Because of this, he, and the play that bears his name, have become deeply understood. He has become known as a tyrant, an arrogant, emotionally stunted child. Brecht called Coriolanus a tragedy because the hero was unable to grow. Olivier drew his inspiration from Mussolini in his playing of the character. Beyond his military qualities, his virtues tend to be overlooked. He is dedicated to self-improvement in a way that compares to no other character in English literature. He cares deeply for his family and friends, and refuses to compromise his moral system. This concept of self-improvement, of committing to oneself to the altitude of one’s virtue, is the beating heart of this play. Rome is tearing itself to shreds in its effort to better itself. It a play about compromise and commitment, of ascendance and acceptance. Make of it what you will." — Robert JohnsonRead More

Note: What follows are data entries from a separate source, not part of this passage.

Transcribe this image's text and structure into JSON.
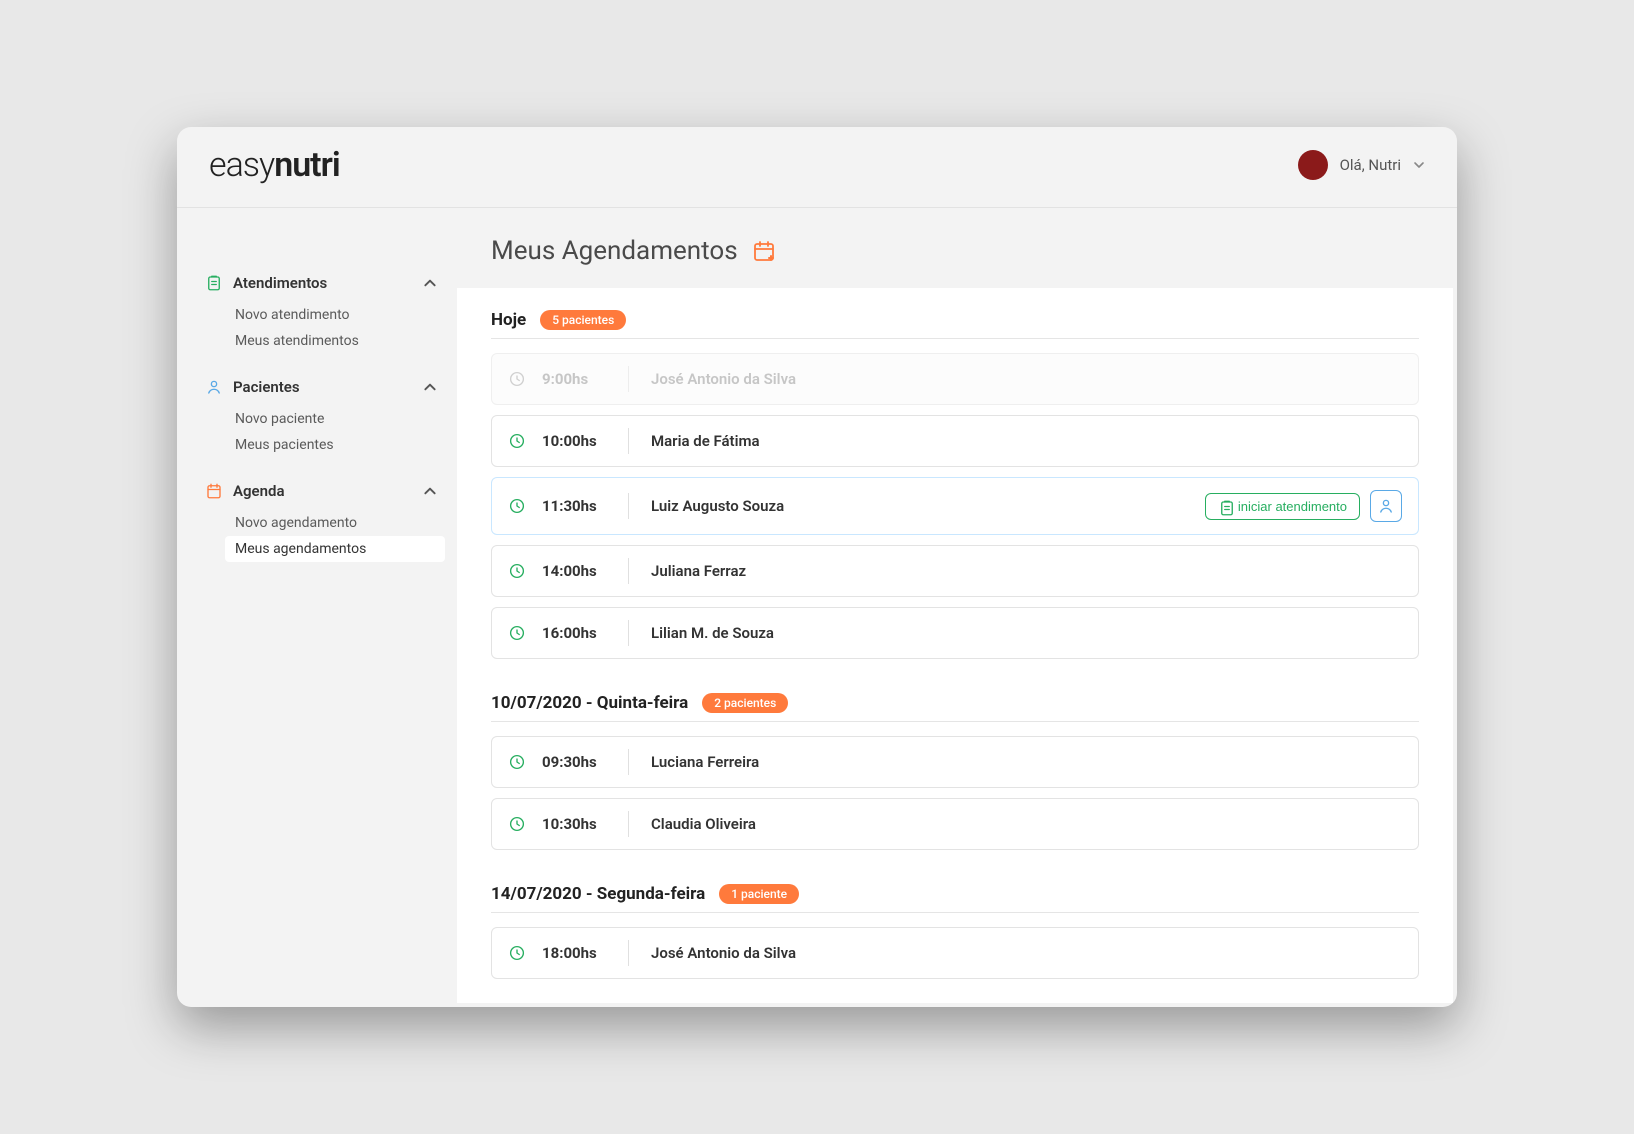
{
  "brand": {
    "prefix": "easy",
    "suffix": "nutri"
  },
  "user": {
    "greeting": "Olá, Nutri"
  },
  "sidebar": {
    "sections": [
      {
        "id": "atendimentos",
        "label": "Atendimentos",
        "icon": "clipboard-icon",
        "color": "#27ae60",
        "items": [
          {
            "label": "Novo atendimento",
            "active": false
          },
          {
            "label": "Meus atendimentos",
            "active": false
          }
        ]
      },
      {
        "id": "pacientes",
        "label": "Pacientes",
        "icon": "person-icon",
        "color": "#5aa9e6",
        "items": [
          {
            "label": "Novo paciente",
            "active": false
          },
          {
            "label": "Meus pacientes",
            "active": false
          }
        ]
      },
      {
        "id": "agenda",
        "label": "Agenda",
        "icon": "calendar-icon",
        "color": "#ff7a3c",
        "items": [
          {
            "label": "Novo agendamento",
            "active": false
          },
          {
            "label": "Meus agendamentos",
            "active": true
          }
        ]
      }
    ]
  },
  "page": {
    "title": "Meus Agendamentos"
  },
  "days": [
    {
      "title": "Hoje",
      "badge": "5 pacientes",
      "appointments": [
        {
          "time": "9:00hs",
          "name": "José Antonio da Silva",
          "past": true,
          "selected": false
        },
        {
          "time": "10:00hs",
          "name": "Maria de Fátima",
          "past": false,
          "selected": false
        },
        {
          "time": "11:30hs",
          "name": "Luiz Augusto Souza",
          "past": false,
          "selected": true,
          "start_label": "iniciar atendimento"
        },
        {
          "time": "14:00hs",
          "name": "Juliana Ferraz",
          "past": false,
          "selected": false
        },
        {
          "time": "16:00hs",
          "name": "Lilian M. de Souza",
          "past": false,
          "selected": false
        }
      ]
    },
    {
      "title": "10/07/2020 - Quinta-feira",
      "badge": "2 pacientes",
      "appointments": [
        {
          "time": "09:30hs",
          "name": "Luciana Ferreira",
          "past": false,
          "selected": false
        },
        {
          "time": "10:30hs",
          "name": "Claudia Oliveira",
          "past": false,
          "selected": false
        }
      ]
    },
    {
      "title": "14/07/2020 - Segunda-feira",
      "badge": "1 paciente",
      "appointments": [
        {
          "time": "18:00hs",
          "name": "José Antonio da Silva",
          "past": false,
          "selected": false
        }
      ]
    }
  ]
}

All 74 on-stage deaths from Shakespeare's oeuvre realized in physical comedy by four actors. With a LED-display counter monitoring the 75 deaths (they include the fly in Titus Andronicus) and propelling the action to the zero, The Complete Deaths is a fast-paced and entertaining tribute to the tragic ends of so many of Shakespeare's characters.Read More
“A salt and pepper pot for the king and queen. A vase for the prince. A matchbox for the servant. A toilet roll tube for the Innkeeper. A water bottle for the messenger.
In Complete Works six performers create condensed versions of each and every Shakespeare play, comically and intimately retelling them, using a collection of everyday objects as stand-ins for the characters on the one-metre stage of an ordinary table top."